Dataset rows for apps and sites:

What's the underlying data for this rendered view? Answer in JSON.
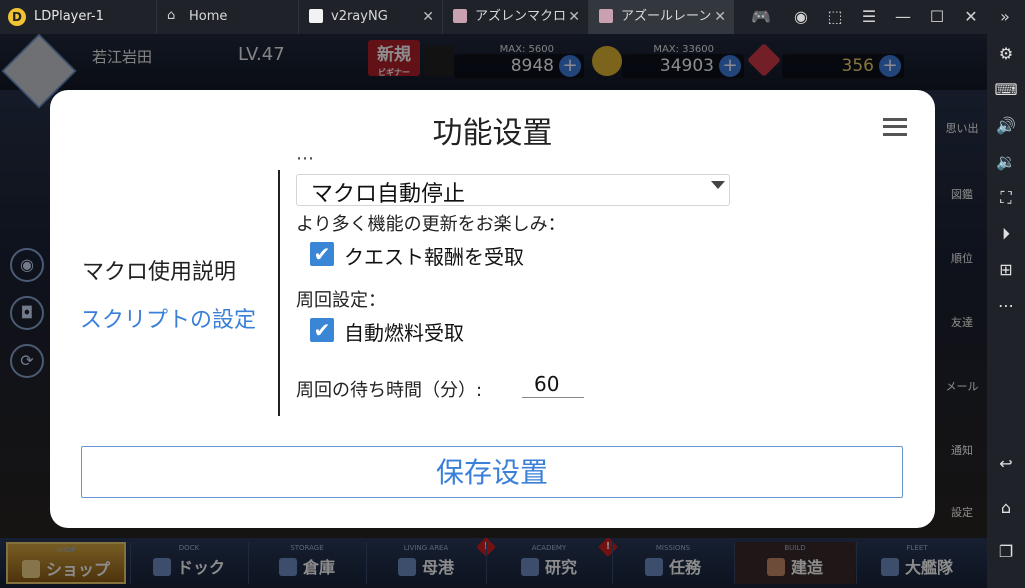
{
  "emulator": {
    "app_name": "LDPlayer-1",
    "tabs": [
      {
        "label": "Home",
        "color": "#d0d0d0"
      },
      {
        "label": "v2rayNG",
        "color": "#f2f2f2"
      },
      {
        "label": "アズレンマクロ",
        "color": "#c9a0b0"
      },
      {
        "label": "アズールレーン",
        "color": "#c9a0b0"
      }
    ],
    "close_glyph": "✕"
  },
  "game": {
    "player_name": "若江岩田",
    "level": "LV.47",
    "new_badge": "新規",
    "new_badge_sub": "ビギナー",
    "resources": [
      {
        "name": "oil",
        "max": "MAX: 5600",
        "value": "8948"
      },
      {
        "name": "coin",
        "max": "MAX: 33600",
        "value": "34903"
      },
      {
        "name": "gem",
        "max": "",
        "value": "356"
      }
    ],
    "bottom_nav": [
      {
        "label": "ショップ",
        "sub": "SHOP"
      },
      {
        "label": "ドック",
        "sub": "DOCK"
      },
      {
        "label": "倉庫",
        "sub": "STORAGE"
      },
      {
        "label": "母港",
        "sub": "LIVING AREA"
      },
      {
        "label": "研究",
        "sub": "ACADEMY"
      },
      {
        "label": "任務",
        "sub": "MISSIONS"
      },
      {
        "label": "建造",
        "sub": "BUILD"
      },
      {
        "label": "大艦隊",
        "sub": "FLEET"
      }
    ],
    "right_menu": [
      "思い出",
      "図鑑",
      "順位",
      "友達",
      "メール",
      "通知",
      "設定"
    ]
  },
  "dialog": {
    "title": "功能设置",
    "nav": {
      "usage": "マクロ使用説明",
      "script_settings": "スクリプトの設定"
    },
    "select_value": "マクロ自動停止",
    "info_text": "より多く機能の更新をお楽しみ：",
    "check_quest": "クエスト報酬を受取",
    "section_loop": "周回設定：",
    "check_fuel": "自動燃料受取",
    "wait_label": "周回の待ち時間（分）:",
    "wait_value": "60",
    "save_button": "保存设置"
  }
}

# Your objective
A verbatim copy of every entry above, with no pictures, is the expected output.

# Solution for this exercise
What's the underlying data for this rendered view? Answer in JSON.
{
  "emulator": {
    "app_name": "LDPlayer-1",
    "tabs": [
      {
        "label": "Home",
        "color": "#d0d0d0"
      },
      {
        "label": "v2rayNG",
        "color": "#f2f2f2"
      },
      {
        "label": "アズレンマクロ",
        "color": "#c9a0b0"
      },
      {
        "label": "アズールレーン",
        "color": "#c9a0b0"
      }
    ],
    "close_glyph": "✕"
  },
  "game": {
    "player_name": "若江岩田",
    "level": "LV.47",
    "new_badge": "新規",
    "new_badge_sub": "ビギナー",
    "resources": [
      {
        "name": "oil",
        "max": "MAX: 5600",
        "value": "8948"
      },
      {
        "name": "coin",
        "max": "MAX: 33600",
        "value": "34903"
      },
      {
        "name": "gem",
        "max": "",
        "value": "356"
      }
    ],
    "bottom_nav": [
      {
        "label": "ショップ",
        "sub": "SHOP"
      },
      {
        "label": "ドック",
        "sub": "DOCK"
      },
      {
        "label": "倉庫",
        "sub": "STORAGE"
      },
      {
        "label": "母港",
        "sub": "LIVING AREA"
      },
      {
        "label": "研究",
        "sub": "ACADEMY"
      },
      {
        "label": "任務",
        "sub": "MISSIONS"
      },
      {
        "label": "建造",
        "sub": "BUILD"
      },
      {
        "label": "大艦隊",
        "sub": "FLEET"
      }
    ],
    "right_menu": [
      "思い出",
      "図鑑",
      "順位",
      "友達",
      "メール",
      "通知",
      "設定"
    ]
  },
  "dialog": {
    "title": "功能设置",
    "nav": {
      "usage": "マクロ使用説明",
      "script_settings": "スクリプトの設定"
    },
    "select_value": "マクロ自動停止",
    "info_text": "より多く機能の更新をお楽しみ：",
    "check_quest": "クエスト報酬を受取",
    "section_loop": "周回設定：",
    "check_fuel": "自動燃料受取",
    "wait_label": "周回の待ち時間（分）:",
    "wait_value": "60",
    "save_button": "保存设置"
  }
}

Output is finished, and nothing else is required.